=== TASK ===
From the line containing "Extract the structured" down to the last line of the material below, copy each line exactly and leave out the rest.

=== DATA FOR REVIEW ===
____________

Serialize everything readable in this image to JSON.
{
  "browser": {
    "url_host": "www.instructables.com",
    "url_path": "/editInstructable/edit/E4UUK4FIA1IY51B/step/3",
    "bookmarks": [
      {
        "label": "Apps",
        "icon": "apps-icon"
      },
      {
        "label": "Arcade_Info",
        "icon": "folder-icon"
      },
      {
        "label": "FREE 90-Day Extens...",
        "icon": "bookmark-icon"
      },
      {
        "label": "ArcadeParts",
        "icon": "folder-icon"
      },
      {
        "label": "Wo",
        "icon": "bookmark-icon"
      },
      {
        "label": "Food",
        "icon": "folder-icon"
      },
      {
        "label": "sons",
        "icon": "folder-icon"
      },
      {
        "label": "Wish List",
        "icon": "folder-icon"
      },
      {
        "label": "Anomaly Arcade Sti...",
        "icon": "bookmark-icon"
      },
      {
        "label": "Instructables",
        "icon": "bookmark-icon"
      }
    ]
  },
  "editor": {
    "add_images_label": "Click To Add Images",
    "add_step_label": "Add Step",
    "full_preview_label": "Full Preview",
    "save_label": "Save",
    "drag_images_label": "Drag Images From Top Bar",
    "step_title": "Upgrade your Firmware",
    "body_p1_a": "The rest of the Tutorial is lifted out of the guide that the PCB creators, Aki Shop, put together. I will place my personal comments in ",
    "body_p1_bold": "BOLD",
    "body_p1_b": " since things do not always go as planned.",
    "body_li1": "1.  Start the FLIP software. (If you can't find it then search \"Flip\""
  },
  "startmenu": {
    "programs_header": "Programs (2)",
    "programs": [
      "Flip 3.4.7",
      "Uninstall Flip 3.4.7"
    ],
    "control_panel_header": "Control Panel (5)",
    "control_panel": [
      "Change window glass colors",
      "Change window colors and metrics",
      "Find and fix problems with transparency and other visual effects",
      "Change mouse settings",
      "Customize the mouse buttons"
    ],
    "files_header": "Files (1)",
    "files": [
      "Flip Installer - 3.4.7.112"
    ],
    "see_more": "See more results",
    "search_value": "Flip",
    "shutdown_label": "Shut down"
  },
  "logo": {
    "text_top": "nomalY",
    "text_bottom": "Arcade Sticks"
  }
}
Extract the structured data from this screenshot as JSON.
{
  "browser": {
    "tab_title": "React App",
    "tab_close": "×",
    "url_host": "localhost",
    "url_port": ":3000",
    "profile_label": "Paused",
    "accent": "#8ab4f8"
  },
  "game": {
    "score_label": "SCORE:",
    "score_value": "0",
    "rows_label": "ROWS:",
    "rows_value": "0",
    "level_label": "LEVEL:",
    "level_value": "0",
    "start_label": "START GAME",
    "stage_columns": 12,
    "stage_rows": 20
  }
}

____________

=== SOLUTION TO THE PROBLEM ===
Extract the structured data from this screenshot as JSON.
{
  "browser": {
    "tab_title": "React App",
    "tab_close": "×",
    "url_host": "localhost",
    "url_port": ":3000",
    "profile_label": "Paused",
    "accent": "#8ab4f8"
  },
  "game": {
    "score_label": "SCORE:",
    "score_value": "0",
    "rows_label": "ROWS:",
    "rows_value": "0",
    "level_label": "LEVEL:",
    "level_value": "0",
    "start_label": "START GAME",
    "stage_columns": 12,
    "stage_rows": 20
  }
}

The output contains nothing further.